upon box of SUN, Ultrix, tru64 and various literature.
I'm trying to save what I think is useful and/or worth preserving. But
It's damn hard to decide and damn hard to motivate filling up every inch
of precious space.
At the moment I thinking about just looking the other way and throw what
is not directly useful to me.
What is a collector/hoarder to do? Anyone who wants to turn up with a
truck and fill with dead trees?
Hey, everyone: those little glass capacitors (well, the casing is glass - I'm
not sure what's inside) that one often sees used as per-chip noise/spike
supression caps (often 0.01 uF or some such size) on 1970s/1980s vintage
boards: are those things polarized, or can I put them in either way around?
I tried looking online, but didn't get an answer I was fully acomfortable with
(some of the 'glass capacitor' listings I found seemed to apply to a different
kinda 'glass capacitor').
As always, thanks in advance for any help!
I need to make room for new goodies. So I'm offering two Alphas:
* AlphaServer 2100 5/300
- Untested by me, good physical appearance.
* DEC AXP 4000
- Was running when I picked it up.
I can ship them, the probably need to go on a pallet.
We keep the graphics files as archive and to print from f o r displays. ... to read and search the pdf with inlaid ocr is ? reference. ? Ed# www.smecc.org
Sent from my Verizon Wireless 4G LTE smartphone

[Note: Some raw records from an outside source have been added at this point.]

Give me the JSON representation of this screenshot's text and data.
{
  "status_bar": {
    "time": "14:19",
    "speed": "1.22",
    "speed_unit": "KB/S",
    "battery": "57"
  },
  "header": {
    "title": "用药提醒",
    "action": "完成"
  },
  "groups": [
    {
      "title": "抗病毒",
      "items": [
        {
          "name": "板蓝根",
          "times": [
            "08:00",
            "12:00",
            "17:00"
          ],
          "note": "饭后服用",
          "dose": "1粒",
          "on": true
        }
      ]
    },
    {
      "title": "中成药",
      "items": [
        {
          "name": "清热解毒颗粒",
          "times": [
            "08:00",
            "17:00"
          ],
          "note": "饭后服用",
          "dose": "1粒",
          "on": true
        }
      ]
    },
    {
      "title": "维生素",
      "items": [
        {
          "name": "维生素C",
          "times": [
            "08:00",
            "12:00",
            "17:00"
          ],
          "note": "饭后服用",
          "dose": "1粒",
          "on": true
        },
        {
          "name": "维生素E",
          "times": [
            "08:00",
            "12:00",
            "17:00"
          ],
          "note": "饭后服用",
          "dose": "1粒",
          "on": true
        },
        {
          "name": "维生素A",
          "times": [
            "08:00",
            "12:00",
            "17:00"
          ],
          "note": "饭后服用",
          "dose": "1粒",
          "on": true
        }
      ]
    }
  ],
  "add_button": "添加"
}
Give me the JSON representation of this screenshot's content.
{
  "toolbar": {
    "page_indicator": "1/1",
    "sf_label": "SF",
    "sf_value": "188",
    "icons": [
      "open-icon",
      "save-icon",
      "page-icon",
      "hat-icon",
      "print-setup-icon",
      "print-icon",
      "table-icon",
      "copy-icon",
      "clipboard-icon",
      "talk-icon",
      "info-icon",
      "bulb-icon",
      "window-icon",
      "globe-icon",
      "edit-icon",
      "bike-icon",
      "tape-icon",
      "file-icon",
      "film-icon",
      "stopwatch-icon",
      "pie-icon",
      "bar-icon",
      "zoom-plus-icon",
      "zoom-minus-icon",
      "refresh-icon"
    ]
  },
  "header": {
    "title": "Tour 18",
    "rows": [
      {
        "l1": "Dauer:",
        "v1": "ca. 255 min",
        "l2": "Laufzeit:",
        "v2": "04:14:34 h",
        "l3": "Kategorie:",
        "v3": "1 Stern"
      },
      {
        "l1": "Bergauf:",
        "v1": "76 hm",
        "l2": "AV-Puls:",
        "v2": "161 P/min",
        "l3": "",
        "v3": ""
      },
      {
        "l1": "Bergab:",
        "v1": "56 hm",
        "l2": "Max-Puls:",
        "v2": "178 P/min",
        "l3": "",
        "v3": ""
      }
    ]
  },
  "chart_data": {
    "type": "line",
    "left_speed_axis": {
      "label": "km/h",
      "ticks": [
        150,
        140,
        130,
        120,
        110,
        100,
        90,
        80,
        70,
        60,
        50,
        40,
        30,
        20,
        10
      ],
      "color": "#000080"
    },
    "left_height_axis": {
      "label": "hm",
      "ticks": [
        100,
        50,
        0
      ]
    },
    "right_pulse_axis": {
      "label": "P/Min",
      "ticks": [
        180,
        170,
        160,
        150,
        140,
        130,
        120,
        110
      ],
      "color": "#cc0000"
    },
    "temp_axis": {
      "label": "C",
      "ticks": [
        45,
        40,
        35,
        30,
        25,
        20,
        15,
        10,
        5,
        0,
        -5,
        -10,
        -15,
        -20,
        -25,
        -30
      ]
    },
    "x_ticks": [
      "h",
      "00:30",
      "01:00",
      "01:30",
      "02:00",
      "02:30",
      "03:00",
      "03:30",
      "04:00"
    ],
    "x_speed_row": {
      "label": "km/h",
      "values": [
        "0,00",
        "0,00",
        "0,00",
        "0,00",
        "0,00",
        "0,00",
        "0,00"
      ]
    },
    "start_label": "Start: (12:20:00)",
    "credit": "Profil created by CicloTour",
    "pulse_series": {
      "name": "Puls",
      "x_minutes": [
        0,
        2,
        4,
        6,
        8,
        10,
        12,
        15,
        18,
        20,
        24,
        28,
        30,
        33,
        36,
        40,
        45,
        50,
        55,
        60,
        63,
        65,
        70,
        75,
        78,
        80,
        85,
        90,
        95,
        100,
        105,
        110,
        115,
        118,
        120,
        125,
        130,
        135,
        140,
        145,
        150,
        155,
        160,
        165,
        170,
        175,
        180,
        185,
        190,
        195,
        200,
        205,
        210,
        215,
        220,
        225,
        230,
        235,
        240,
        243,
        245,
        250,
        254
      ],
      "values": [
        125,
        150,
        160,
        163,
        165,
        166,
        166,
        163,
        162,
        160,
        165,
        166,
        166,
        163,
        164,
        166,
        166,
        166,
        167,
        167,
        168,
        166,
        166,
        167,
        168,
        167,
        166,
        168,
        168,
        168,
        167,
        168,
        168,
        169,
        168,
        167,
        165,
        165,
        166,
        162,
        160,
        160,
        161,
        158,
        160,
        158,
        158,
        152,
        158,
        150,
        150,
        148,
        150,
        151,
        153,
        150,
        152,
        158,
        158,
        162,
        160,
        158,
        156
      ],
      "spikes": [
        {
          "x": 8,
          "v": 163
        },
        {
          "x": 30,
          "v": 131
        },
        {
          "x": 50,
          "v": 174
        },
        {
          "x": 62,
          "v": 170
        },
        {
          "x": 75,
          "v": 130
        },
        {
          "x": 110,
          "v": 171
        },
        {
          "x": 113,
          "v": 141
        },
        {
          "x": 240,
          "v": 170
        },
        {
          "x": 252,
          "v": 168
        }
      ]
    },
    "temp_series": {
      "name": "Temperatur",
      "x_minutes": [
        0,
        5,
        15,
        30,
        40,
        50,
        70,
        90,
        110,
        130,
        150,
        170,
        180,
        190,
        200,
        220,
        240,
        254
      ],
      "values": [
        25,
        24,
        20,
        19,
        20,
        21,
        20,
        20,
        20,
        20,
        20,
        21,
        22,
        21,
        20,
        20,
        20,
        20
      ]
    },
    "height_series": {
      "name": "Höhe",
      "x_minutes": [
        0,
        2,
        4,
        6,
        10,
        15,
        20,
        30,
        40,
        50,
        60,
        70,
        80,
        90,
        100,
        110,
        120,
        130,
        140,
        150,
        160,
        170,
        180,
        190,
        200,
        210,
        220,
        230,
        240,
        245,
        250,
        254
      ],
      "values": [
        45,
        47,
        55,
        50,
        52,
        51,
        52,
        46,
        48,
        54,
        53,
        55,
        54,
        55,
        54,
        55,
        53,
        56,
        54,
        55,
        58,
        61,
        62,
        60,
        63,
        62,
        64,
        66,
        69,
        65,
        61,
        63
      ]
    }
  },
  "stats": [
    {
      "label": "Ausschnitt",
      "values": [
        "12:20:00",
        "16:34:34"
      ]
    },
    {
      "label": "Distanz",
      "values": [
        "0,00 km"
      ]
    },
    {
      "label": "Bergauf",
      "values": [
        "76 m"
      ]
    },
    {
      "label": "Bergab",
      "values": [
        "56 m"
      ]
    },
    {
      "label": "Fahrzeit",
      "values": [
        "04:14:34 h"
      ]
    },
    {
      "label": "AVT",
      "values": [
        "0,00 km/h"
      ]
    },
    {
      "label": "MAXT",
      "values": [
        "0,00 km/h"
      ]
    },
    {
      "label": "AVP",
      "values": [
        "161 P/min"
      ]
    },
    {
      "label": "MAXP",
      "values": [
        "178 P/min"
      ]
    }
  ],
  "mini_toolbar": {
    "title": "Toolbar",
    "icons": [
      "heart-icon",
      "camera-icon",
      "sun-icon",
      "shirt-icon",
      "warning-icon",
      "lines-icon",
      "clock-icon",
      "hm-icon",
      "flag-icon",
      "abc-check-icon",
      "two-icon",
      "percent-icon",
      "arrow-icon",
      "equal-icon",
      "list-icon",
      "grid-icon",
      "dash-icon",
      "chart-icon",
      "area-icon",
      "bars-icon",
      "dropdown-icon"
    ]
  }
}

-------- Original message --------
From: Toby Thain <toby at telegraphics.com.au>
Date: 09/27/2015 11:07 AM (GMT-07:00)
To: General at classiccmp.org, "Discussion at classiccmp.org:On-Topic and Off-Topic Posts" <cctalk at classiccmp.org>
Subject: Re: If you OCR, always archive the bitmaps too - Re: Regarding Manuals
On 2015-09-27 12:22 PM, Pontus Pihlgren wrote:
> On Sun, Sep 27, 2015 at 04:08:07PM +0200, Johnny Billquist wrote:
>> I don't have problems reading the current scans, as such. But when
>> having ten of these open at the same time, and scrolling through
>> them, it becomes obvious that the bitmaps are heavy. It can take a
>> while for the screen to be updated. Not to mention the problems you
>> sometimes hits with searching...
> It seems to me that a better tool could solve the issue. One that
> could display the OCR:ed content only and the scanned content
> only when desired, for instance when you suspect an error.
> Is there such a reader? Is the content organised to make it
Right, if the bitmaps aren't available, then it's not an acceptable archive.
Personally I never, ever, want to see the OCR'd version. But that may be
coloured by a career as typographer and finished artist. No software can
apply the judgment that humans did in the print edition; it's only more
or less degrading steps from that point on.
And to be clear I'm not at loggerheads with Johnny because I am indeed
talking about acceptable archiving practice, not some conversion of a
particular text which might be useful for a particular person on a
> > I put a few pictures up here:
> > http://yahozna.dyndns.org/scratch/dps6/
> > Nice bitslice processor in there, an Ethernet controller, some memory
> > (looks like 2MB) and as for the other boards, I'm not yet sure...)
> > - Josh
The RICM had two DPS-6 systems.
The second one is from the Ultimate Corporation, has a Pick processor (or
microcode) and runs the Pick OS.
In a prior life I managed the GCOS OS and communications on a Honeywell
6000. The first year I worked there we swapped the core for MOS memory,
swapped the 120MB Ampex disks for 240MB MPI disks, swapped the Datanet 355
front-end and two 716 front-ends for two DPS-6 front-ends, and shrunk the
size of the system by 30%. If I remember correctly, DPS-6 front-ends used
the memory parity bits to make 18-bit memory, half of the 36-bit 6000
memory. We added a second I/O multiplexer, second CPU, more tapes, and more
disks when it was upgraded to a Level-66. This was something like upgrading
the architecture from NSA to NSB? We added a Honeywell Page Printer System.
This was a really fast (for its time) printer that could perforate, hole
punch, and collate the pages. I remember something about renaming the
system to a DPS-8/70, but that was more marketing than technology.
Eventually it was all replaced by a bunch of Tandem Non-Stop systems in a